Part 1 will discuss the first 3 steps, and part 2 will discuss the last two steps.

1. Send a Demand Letter

A demand letter is sent to the opposing party’s auto insurance company before a lawsuit is actually filed. It summarizes the accident, injuries, damages, etc. The purpose of a demand letter is to settle a case and avoid litigation. In other words, the letter is an offer to settle the claim in order to avoid the lawsuit. Demand letters are not always successful, nor appropriate due to issues like timing or liability. For instance, in a case where an injured driver hires a lawyer just a few months before the statute of limitations expires, there simply is not enough time to prepare and send a demand letter. In a case where liability is heavily contested, a demand letter would be ineffective because the other party’s insurance company would certainly fight the claim in court rather than agree to a settlement.

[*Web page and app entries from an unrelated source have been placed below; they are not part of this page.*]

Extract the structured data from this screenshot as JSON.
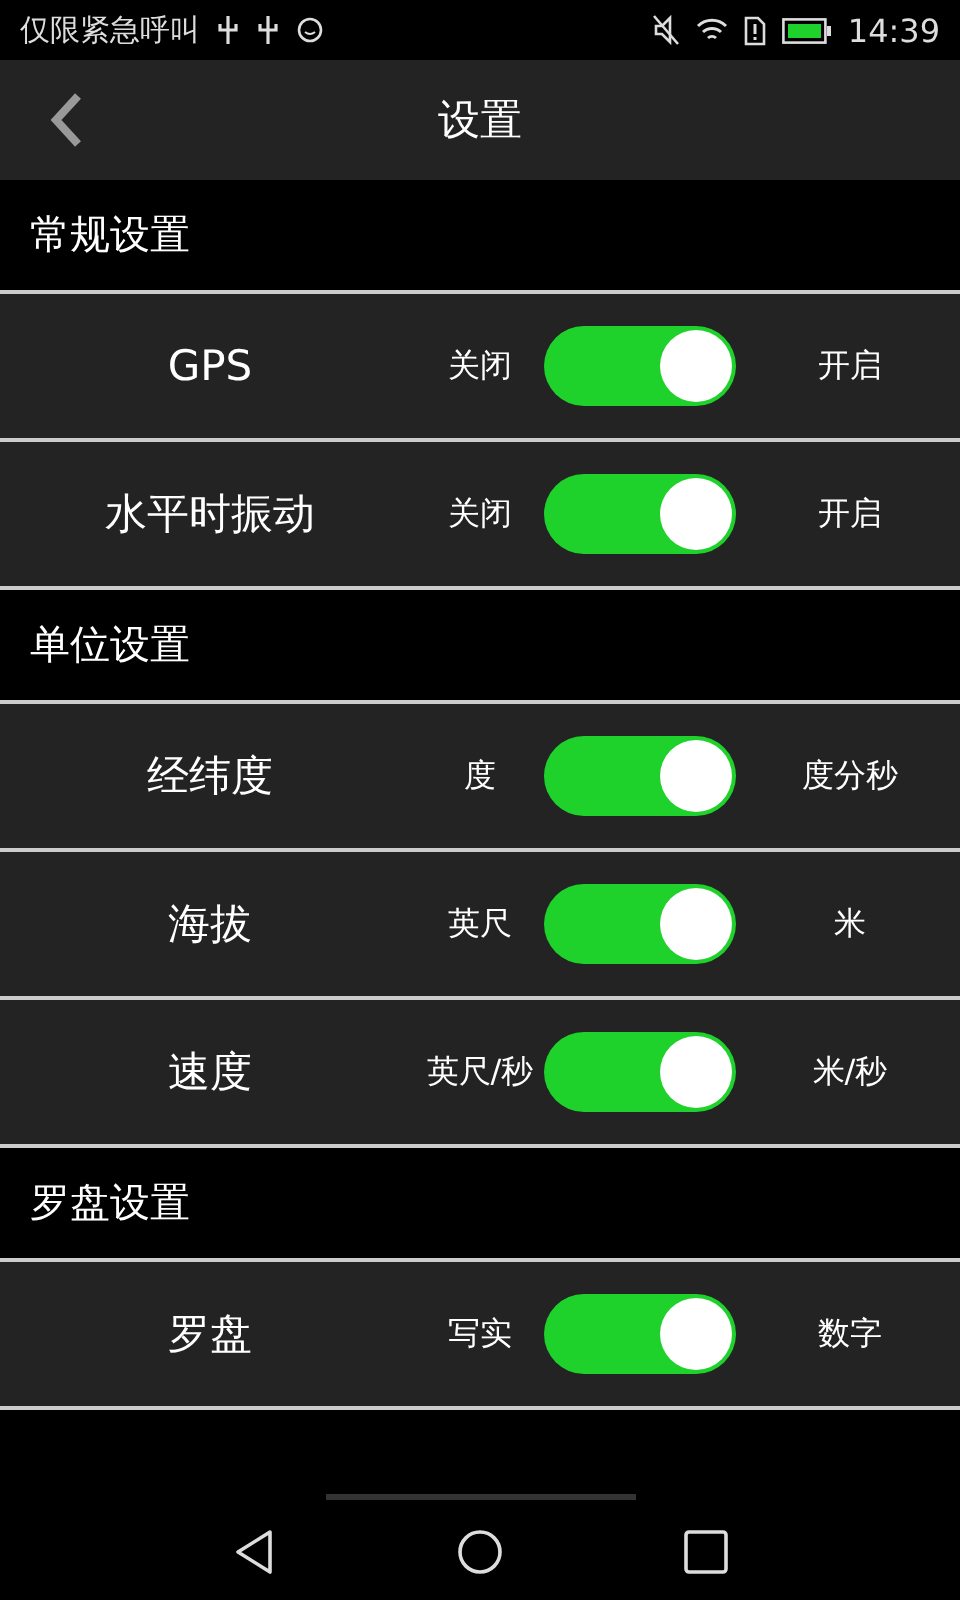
{
  "status_bar": {
    "carrier": "仅限紧急呼叫",
    "time": "14:39"
  },
  "header": {
    "title": "设置"
  },
  "sections": [
    {
      "title": "常规设置",
      "rows": [
        {
          "label": "GPS",
          "off_label": "关闭",
          "on_label": "开启",
          "on": true
        },
        {
          "label": "水平时振动",
          "off_label": "关闭",
          "on_label": "开启",
          "on": true
        }
      ]
    },
    {
      "title": "单位设置",
      "rows": [
        {
          "label": "经纬度",
          "off_label": "度",
          "on_label": "度分秒",
          "on": true
        },
        {
          "label": "海拔",
          "off_label": "英尺",
          "on_label": "米",
          "on": true
        },
        {
          "label": "速度",
          "off_label": "英尺/秒",
          "on_label": "米/秒",
          "on": true
        }
      ]
    },
    {
      "title": "罗盘设置",
      "rows": [
        {
          "label": "罗盘",
          "off_label": "写实",
          "on_label": "数字",
          "on": true
        }
      ]
    }
  ]
}
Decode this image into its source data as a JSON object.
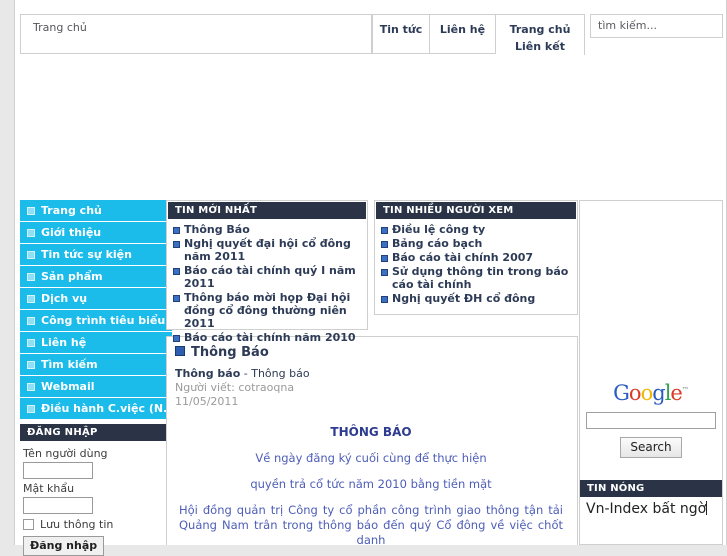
{
  "topbar": {
    "breadcrumb": "Trang chủ",
    "nav": [
      {
        "label": "Tin tức"
      },
      {
        "label": "Liên hệ"
      },
      {
        "label": "Trang chủ"
      },
      {
        "label": "Liên kết"
      }
    ],
    "search_placeholder": "tìm kiếm..."
  },
  "sidebar": {
    "items": [
      {
        "label": "Trang chủ"
      },
      {
        "label": "Giới thiệu"
      },
      {
        "label": "Tin tức sự kiện"
      },
      {
        "label": "Sản phẩm"
      },
      {
        "label": "Dịch vụ"
      },
      {
        "label": "Công trình tiêu biểu"
      },
      {
        "label": "Liên hệ"
      },
      {
        "label": "Tìm kiếm"
      },
      {
        "label": "Webmail"
      },
      {
        "label": "Điều hành C.việc (N.bộ)"
      }
    ],
    "login": {
      "header": "ĐĂNG NHẬP",
      "username_label": "Tên người dùng",
      "username_value": "",
      "password_label": "Mật khẩu",
      "password_value": "",
      "remember_label": "Lưu thông tin",
      "submit_label": "Đăng nhập"
    }
  },
  "panels": {
    "latest": {
      "header": "TIN MỚI NHẤT",
      "items": [
        "Thông Báo",
        "Nghị quyết đại hội cổ đông năm 2011",
        "Báo cáo tài chính quý I năm 2011",
        "Thông báo mời họp Đại hội đồng cổ đông thường niên 2011",
        "Báo cáo tài chính năm 2010"
      ]
    },
    "popular": {
      "header": "TIN NHIỀU NGƯỜI XEM",
      "items": [
        "Điều lệ công ty",
        "Bảng cáo bạch",
        "Báo cáo tài chính 2007",
        "Sử dụng thông tin trong báo cáo tài chính",
        "Nghị quyết ĐH cổ đông"
      ]
    }
  },
  "article": {
    "title": "Thông Báo",
    "category_bold": "Thông báo",
    "category_rest": " - Thông báo",
    "author": "Người viết: cotraoqna",
    "date": "11/05/2011",
    "body_title": "THÔNG BÁO",
    "body_line1": "Về ngày đăng ký cuối cùng để thực hiện",
    "body_line2": "quyền trả cổ tức năm 2010 bằng tiền mặt",
    "body_paragraph": "Hội đồng quản trị Công ty cổ phần công trình giao thông tận tải Quảng Nam trân trong thông báo đến quý Cổ đông về việc chốt danh"
  },
  "right": {
    "google_logo": {
      "g1": "G",
      "o1": "o",
      "o2": "o",
      "g2": "g",
      "l": "l",
      "e": "e",
      "tm": "™"
    },
    "search_value": "",
    "search_button": "Search",
    "hot_header": "TIN NÓNG",
    "hot_text": "Vn-Index bất ngờ"
  }
}
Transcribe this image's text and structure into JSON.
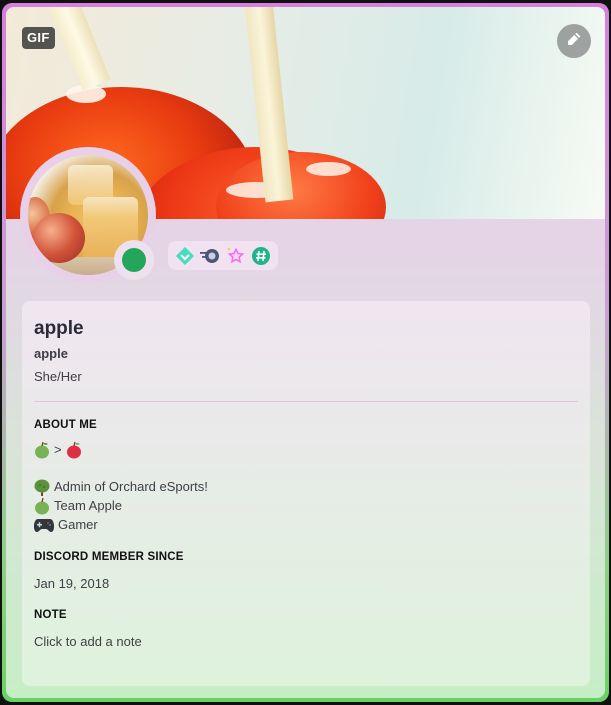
{
  "profile": {
    "banner": {
      "badge": "GIF",
      "edit_icon": "pencil-icon"
    },
    "avatar": {
      "status": "online",
      "status_color": "#23a55a"
    },
    "badges": [
      {
        "icon": "hypesquad-balance-badge-icon",
        "label": "HypeSquad Balance"
      },
      {
        "icon": "active-developer-speed-badge-icon",
        "label": "Nitro Boost"
      },
      {
        "icon": "quest-star-badge-icon",
        "label": "Completed a Quest"
      },
      {
        "icon": "hashtag-badge-icon",
        "label": "Originally known as"
      }
    ],
    "display_name": "apple",
    "username": "apple",
    "pronouns": "She/Her",
    "about_me": {
      "title": "ABOUT ME",
      "lines": [
        {
          "emoji": "green-apple",
          "text": ">",
          "emoji2": "red-apple"
        },
        {
          "emoji": "tree",
          "text": "Admin of Orchard eSports!"
        },
        {
          "emoji": "green-apple",
          "text": "Team Apple"
        },
        {
          "emoji": "game-controller",
          "text": "Gamer"
        }
      ]
    },
    "member_since": {
      "title": "DISCORD MEMBER SINCE",
      "date": "Jan 19, 2018"
    },
    "note": {
      "title": "NOTE",
      "placeholder": "Click to add a note"
    },
    "theme": {
      "primary": "#d67fdc",
      "accent": "#6bd163"
    }
  }
}
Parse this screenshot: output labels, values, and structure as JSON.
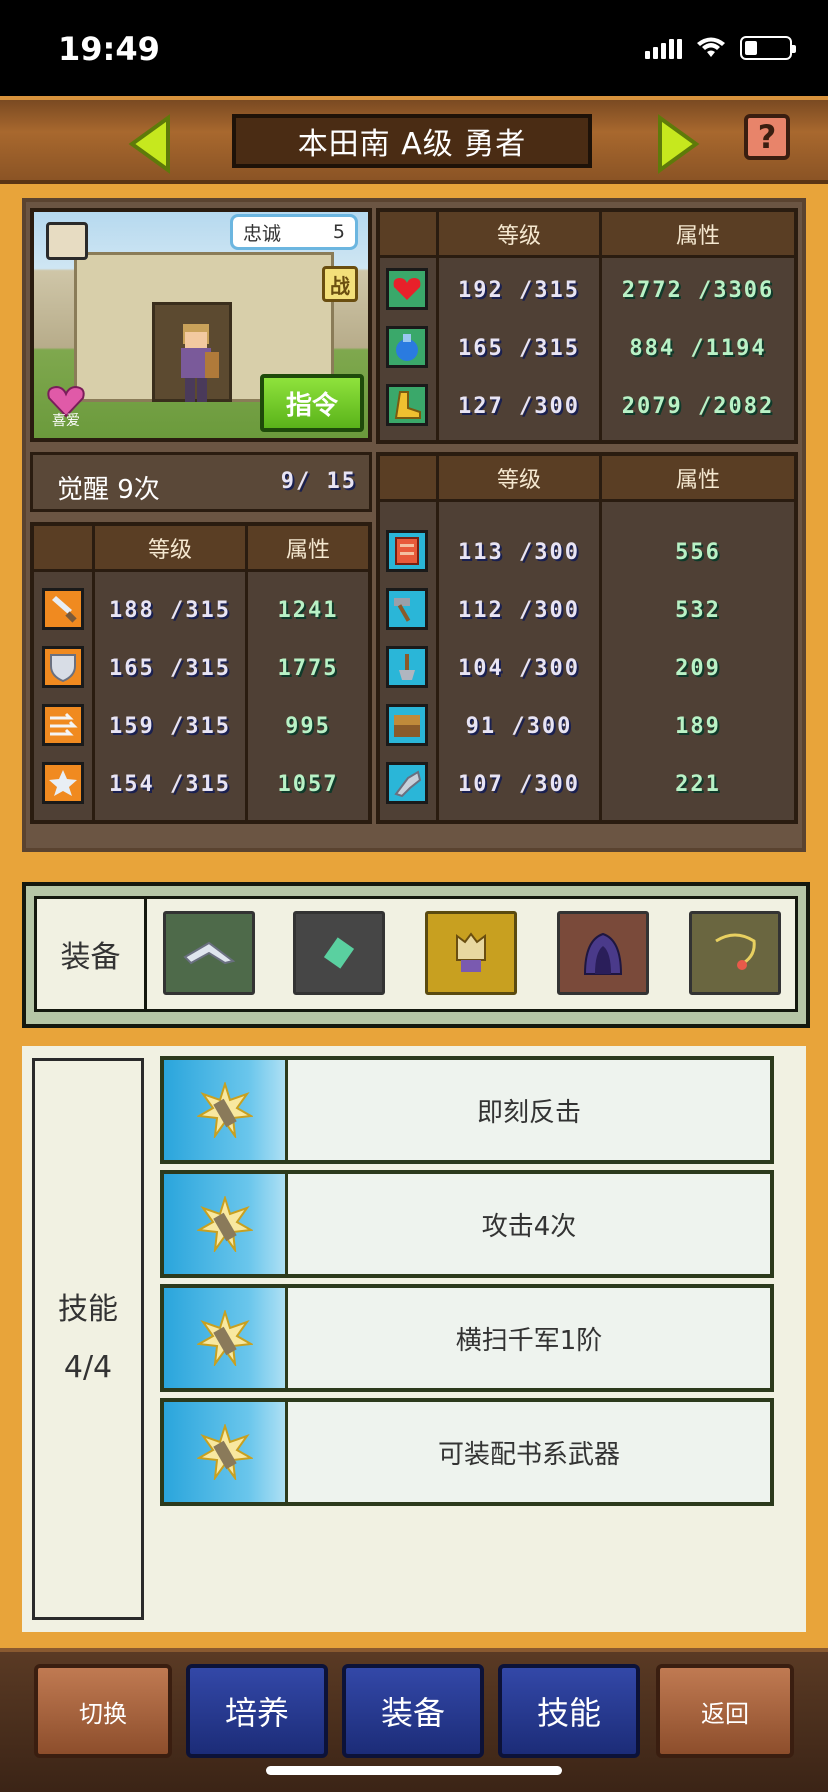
{
  "status_bar": {
    "time": "19:49"
  },
  "header": {
    "title": "本田南 A级 勇者",
    "help_label": "?"
  },
  "character": {
    "loyalty_label": "忠诚",
    "loyalty_value": "5",
    "battle_badge": "战",
    "like_label": "喜爱",
    "command_button": "指令"
  },
  "main_stats": {
    "col_level": "等级",
    "col_attr": "属性",
    "rows": [
      {
        "icon": "heart-icon",
        "level": "192 /315",
        "attr": "2772 /3306"
      },
      {
        "icon": "potion-icon",
        "level": "165 /315",
        "attr": "884 /1194"
      },
      {
        "icon": "boot-icon",
        "level": "127 /300",
        "attr": "2079 /2082"
      }
    ]
  },
  "awakening": {
    "label": "觉醒 9次",
    "value": "9/  15"
  },
  "combat_stats": {
    "col_level": "等级",
    "col_attr": "属性",
    "rows": [
      {
        "icon": "sword-icon",
        "level": "188 /315",
        "attr": "1241"
      },
      {
        "icon": "shield-icon",
        "level": "165 /315",
        "attr": "1775"
      },
      {
        "icon": "speed-icon",
        "level": "159 /315",
        "attr": "995"
      },
      {
        "icon": "star-icon",
        "level": "154 /315",
        "attr": "1057"
      }
    ]
  },
  "work_stats": {
    "col_level": "等级",
    "col_attr": "属性",
    "rows": [
      {
        "icon": "book-icon",
        "level": "113 /300",
        "attr": "556"
      },
      {
        "icon": "hammer-icon",
        "level": "112 /300",
        "attr": "532"
      },
      {
        "icon": "shovel-icon",
        "level": "104 /300",
        "attr": "209"
      },
      {
        "icon": "chest-icon",
        "level": "91 /300",
        "attr": "189"
      },
      {
        "icon": "gauntlet-icon",
        "level": "107 /300",
        "attr": "221"
      }
    ]
  },
  "equipment": {
    "label": "装备",
    "slots": [
      "claw-weapon-icon",
      "scroll-item-icon",
      "crown-armor-icon",
      "hood-icon",
      "necklace-icon"
    ]
  },
  "skills": {
    "label": "技能",
    "count": "4/4",
    "items": [
      "即刻反击",
      "攻击4次",
      "横扫千军1阶",
      "可装配书系武器"
    ]
  },
  "bottom_nav": {
    "switch": "切换",
    "train": "培养",
    "equip": "装备",
    "skill": "技能",
    "back": "返回"
  }
}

Related: Recovering Medical Bills in a Delaware Car or Truck Accident Case

2. File and Serve a Complaint

A complaint is a legal document which begins a lawsuit. In an auto injury case, the injured driver, passenger, pedestrian is named as the plaintiff and files a complaint against the other driver. The complaint details the accident and injuries. Under Delaware injury law, a copy of the complaint and summons must be served on the other party.

3. Engage in Discovery

Once the initial pleadings are completed, the parties will engage in the discovery process. During this phase of the lawsuit, the parties exchange evidence including physical evidence like medical records and pictures. In addition, the parties depose each other and any important witnesses. For example, in a Wilmington auto accident lawsuit, the plaintiff will have the opportunity to depose the defendant, and likewise, the defendant will have the opportunity to depose the plaintiff. At a deposition, the parties are allowed to ask any question related to the accident, injuries, etc. In some cases, it may be necessary to take depositions of witnesses, such as passengers, eyewitnesses, police officers, etc.

Click here for part 2 of this article.

*Disclaimer: This website page does not provide any legal advice or create any attorney-client relationship. Every case is unique and you should not take any action or make decisions in your case without speaking to a qualified car and truck accident lawyer in Delaware. Any discussion of results is no guarantee of the same or similar results in current or future cases.

*Use of the contact form on this website or emailing one of our lawyers does not create any attorney-client relationship. In addition, confidential information should not be sent through the contact form.